With the exception of IRAS 17534−3030, all sample stars could be modeled with either the generic (MRN) or “meteoritic grain-size distribution IRAS 17534−3030’s narrow SED required the use of the “meteoric” distribution.
Silicon carbide absorption features: dust formation in the outflows of extreme carbon stars
The solution to the problem is to publish a full database containing all quantities describing a meteor event including its equatorial coordinates and angular velocity.
1996--1998 Polish Visual Meteor Database
Table 2 shows a list of the CMW observers with their effective observing time and number of meteors plotted in each of years 1996-1998.
1996--1998 Polish Visual Meteor Database
Three letter code shown in the last column of coor9?.txt file is used for connecting each meteor with the information about the observation stored in the head9?.txt file.
1996--1998 Polish Visual Meteor Database
The time of appearance of a meteor, when it is not given exactly in the report form, is assumed as the middle time of each observing period.
1996--1998 Polish Visual Meteor Database
We have presented the summary of the 1996-1998 visual observations made by the Polish Comets and Meteors Workshop.
1996--1998 Polish Visual Meteor Database
International Meteor Conference St´ar´a Lesn´a, Slovakia, ed. R.

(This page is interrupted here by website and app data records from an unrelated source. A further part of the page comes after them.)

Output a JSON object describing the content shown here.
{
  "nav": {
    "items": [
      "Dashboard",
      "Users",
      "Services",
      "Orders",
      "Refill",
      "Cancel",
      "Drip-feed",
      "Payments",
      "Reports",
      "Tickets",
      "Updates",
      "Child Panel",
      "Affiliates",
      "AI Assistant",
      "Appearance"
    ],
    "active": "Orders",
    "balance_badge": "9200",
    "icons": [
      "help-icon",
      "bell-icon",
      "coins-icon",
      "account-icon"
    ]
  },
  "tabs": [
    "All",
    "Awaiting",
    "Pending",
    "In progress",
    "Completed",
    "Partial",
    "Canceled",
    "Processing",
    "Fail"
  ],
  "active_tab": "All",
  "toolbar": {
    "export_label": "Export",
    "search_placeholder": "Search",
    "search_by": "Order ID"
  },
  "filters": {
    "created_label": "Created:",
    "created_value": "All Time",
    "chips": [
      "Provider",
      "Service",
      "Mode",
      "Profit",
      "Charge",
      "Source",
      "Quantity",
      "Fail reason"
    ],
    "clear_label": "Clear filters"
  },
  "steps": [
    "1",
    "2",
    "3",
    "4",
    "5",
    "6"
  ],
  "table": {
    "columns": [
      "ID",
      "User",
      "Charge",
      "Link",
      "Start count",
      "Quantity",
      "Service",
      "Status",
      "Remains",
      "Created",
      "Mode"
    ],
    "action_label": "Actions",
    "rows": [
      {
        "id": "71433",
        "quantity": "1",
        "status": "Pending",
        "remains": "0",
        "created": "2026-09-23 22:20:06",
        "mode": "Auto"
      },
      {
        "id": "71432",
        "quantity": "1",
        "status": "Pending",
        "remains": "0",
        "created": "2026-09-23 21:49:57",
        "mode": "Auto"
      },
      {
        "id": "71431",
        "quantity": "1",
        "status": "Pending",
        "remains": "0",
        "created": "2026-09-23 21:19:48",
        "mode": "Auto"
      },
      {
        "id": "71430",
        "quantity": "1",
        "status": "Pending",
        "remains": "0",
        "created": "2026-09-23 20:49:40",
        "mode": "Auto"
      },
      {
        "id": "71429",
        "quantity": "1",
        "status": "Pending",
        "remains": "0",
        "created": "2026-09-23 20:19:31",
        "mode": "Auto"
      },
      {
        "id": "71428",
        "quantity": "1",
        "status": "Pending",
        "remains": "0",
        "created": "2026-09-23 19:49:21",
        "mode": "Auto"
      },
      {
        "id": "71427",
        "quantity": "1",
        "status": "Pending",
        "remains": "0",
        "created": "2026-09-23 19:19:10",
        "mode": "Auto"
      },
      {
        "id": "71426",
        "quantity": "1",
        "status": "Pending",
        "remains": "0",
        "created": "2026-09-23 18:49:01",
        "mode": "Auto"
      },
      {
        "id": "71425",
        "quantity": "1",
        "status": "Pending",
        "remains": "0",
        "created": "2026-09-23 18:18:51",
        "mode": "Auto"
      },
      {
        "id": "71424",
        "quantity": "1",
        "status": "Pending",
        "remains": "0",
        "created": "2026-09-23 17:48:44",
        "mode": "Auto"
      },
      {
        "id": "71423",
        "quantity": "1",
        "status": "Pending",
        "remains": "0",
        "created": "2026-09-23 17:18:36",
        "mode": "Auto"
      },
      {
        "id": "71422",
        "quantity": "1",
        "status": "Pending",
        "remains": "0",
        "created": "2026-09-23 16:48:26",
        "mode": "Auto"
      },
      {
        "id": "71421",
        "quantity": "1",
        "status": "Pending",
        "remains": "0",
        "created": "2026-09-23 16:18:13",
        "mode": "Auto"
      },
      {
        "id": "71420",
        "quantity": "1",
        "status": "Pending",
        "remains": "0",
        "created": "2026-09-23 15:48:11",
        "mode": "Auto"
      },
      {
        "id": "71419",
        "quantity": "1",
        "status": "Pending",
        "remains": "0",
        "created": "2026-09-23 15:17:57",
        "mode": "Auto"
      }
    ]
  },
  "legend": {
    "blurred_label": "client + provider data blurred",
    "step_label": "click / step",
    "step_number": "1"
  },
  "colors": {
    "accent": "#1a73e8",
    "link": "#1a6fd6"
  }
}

1996--1998 Polish Visual Meteor Database
Table 2: Total effective observing time in hours (Teff ) and number of meteors plotted (N ) per observer in years 1996-1998.
1996--1998 Polish Visual Meteor Database
The first precursor marked the meteor trail (with a brightening timescale of order H/v ∼ 1s).
The world according to the Hubble Space Telescope
Over the subsequent years, it has been used to investigate a wide range of astronomical problems including galaxy formation, star formation, stellar collisions, supernova explosions, and meteor impacts (see Monaghan 1992, for a review).
Smoothed particle hydrodynamics with radiative transfer in the flux-limited diffusion approximation
Dust and Meteors The zodiacal41 light is our very own debris disk, as demonstrated by the presence of several young asteroid trails in SST data (Nesvorny et al. 2006) and the dust isn’t all that different from presolar grains and meteorites, at least in some key isotope ratios (Buseman et al. 2006a).
Astrophysics in 2006
Properties of a number of showers were reported during the year, but we note the converse question (obvious only once someone else asked it) of whether there are any true sporadic meteors, or are they all part of weak showers (Campbell-Brown and Jones 2006, Jones and Jones 2006).
Astrophysics in 2006
Streams of meteoric dust have no fewer than three ways to get separated from their parent comets (Vaubaillon et al. 2006).
Astrophysics in 2006
Neslusan (2005) has predicted meteor showers for all the terrestrial planets, coming from close approaches of comet and asteroid orbits.
Astrophysics in 2006
On the statistical side Sekanina and Chodos (2005) provide a comprehensive introduction to groups of comets that have come from fragmentations, some of which are also traced by meteor showers.
Astrophysics in 2006